If there is a clear strategy behind this it is to threaten Europe, in particular, that Russia will not give up on this military operation and there will be much worse to come for Ukraine’s backers next year. At the same time, if Russian forces can just seize the rest of the Donbas before the winter, a cease fire offer is quite likely (which Ukraine will reject) to tempt the European into a well-judged bit of appeasement. If it worked, it might buy time for the Kremlin’s crypto mobilisation to have some effect by mid-2023 when the invasion of Ukraine would doubtless be renewed.

The West’s Political Decisions

For western political elites, the troubling times occasioned by this war are only just beginning. There are short and long-term realities to be faced. The short term reality is the maintenance of western unity. Initial outrage and the strong western consensus can be expected to soften as time goes on without a clear military outcome in Ukraine. All the easiest gestures have been made (and to some genuine effect) but from now on, maintaining pressure on Russia alongside the sort of support Kyiv needs will come with greater financial and human costs. In the short term, Europe in particular, stands to suffer a bleak winter. If it can get through it without succumbing to the temptations of appeasement, however, the outlook for next year, at least on the Ukraine front, is likely to be a lot better.

But the longer-term issue is no less immediate for being long-term. Ukraine has brought back to Europe the spectre – now the reality – of industrial warfare. The side that will win a war between developed economies is the one that is willing and able to deploy sufficient hard resources to fight it. Western military planners always knew, but kept it quiet, that NATO’s ammunition stocks and logistical sustainability were too low – ‘don’t worry, we won’t actually need them for a few years in any case’. Now we understand that almost all the elements of military sustainability are ridiculously, recklessly low. Significant western countries not only have to replace the weapons and ammunition stocks they have given to Ukraine. They now know that they may have to hold far more stocks of everything, far more quickly, than they ever assumed. And western defence industries, even in the US, simply cannot produce new systems at the levels now apparently required. Decisions taken – or not taken – during this year will have major effects on Ukraine’s ability to create some success in its war for survival. They will also have major effects on the west’s military credibility in doing all the brave things NATO summits have committed them to do. As the new British Chief of Defence Staff expressed it in June this year, we have to be capable of going into combat now, somewhere in the European theatre, against Russia, ’prepared to fight the war we seek to deter’.

The bottom line is that the west may perceive it is choosing between a bad – that is, temporary – peace, which may well be on offer in the autumn; and a good war that rightly frightens us all.
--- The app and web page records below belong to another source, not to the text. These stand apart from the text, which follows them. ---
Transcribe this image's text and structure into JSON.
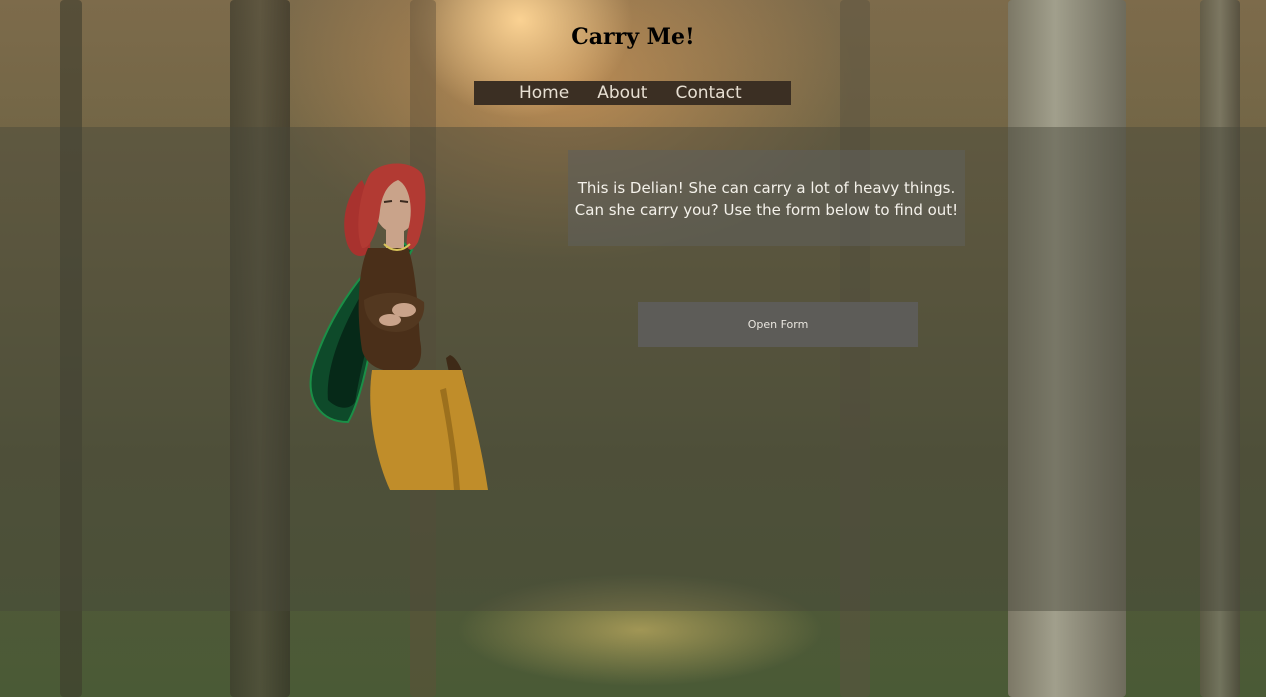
{
  "site": {
    "title": "Carry Me!"
  },
  "nav": {
    "items": [
      {
        "label": "Home"
      },
      {
        "label": "About"
      },
      {
        "label": "Contact"
      }
    ]
  },
  "intro": {
    "line1": "This is Delian! She can carry a lot of heavy things.",
    "line2": "Can she carry you? Use the form below to find out!"
  },
  "form": {
    "open_label": "Open Form"
  },
  "colors": {
    "nav_bg": "#3b2f23",
    "panel_overlay": "rgba(70,70,58,0.45)",
    "button_bg": "#5d5c58"
  },
  "icons": {
    "character": "delian-illustration"
  }
}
But the Ukrainians don’t get that choice. In reality, Ukraine’s backers in the west may have less of a choice than their political elites would like to believe. If the political hiatus in western capitals continues much longer, it might leave us caught between a truly bad cease-fire in the name of peace and the continuation of a war that neither the Ukrainians, nor we, can actually win, even against an enfeebled Russian army.

Michael Clarke is co-author (with Helen Ramscar) of Tipping Point: Britain, Brexit and Security in the 2020s, London, I.B. Tauris, 2019 and Britain’s Persuaders: Soft Power in a Hard World, London, I.B. Taurus, 2021. He is the former Director General of the Royal United Services Institute and Visiting Professor of War Studies at King’s College London. Twitter: @MikeClarke2020s

Banner photographer: PO Phot Dave Jenkins Copyright: UK MOD © Crown copyright 2021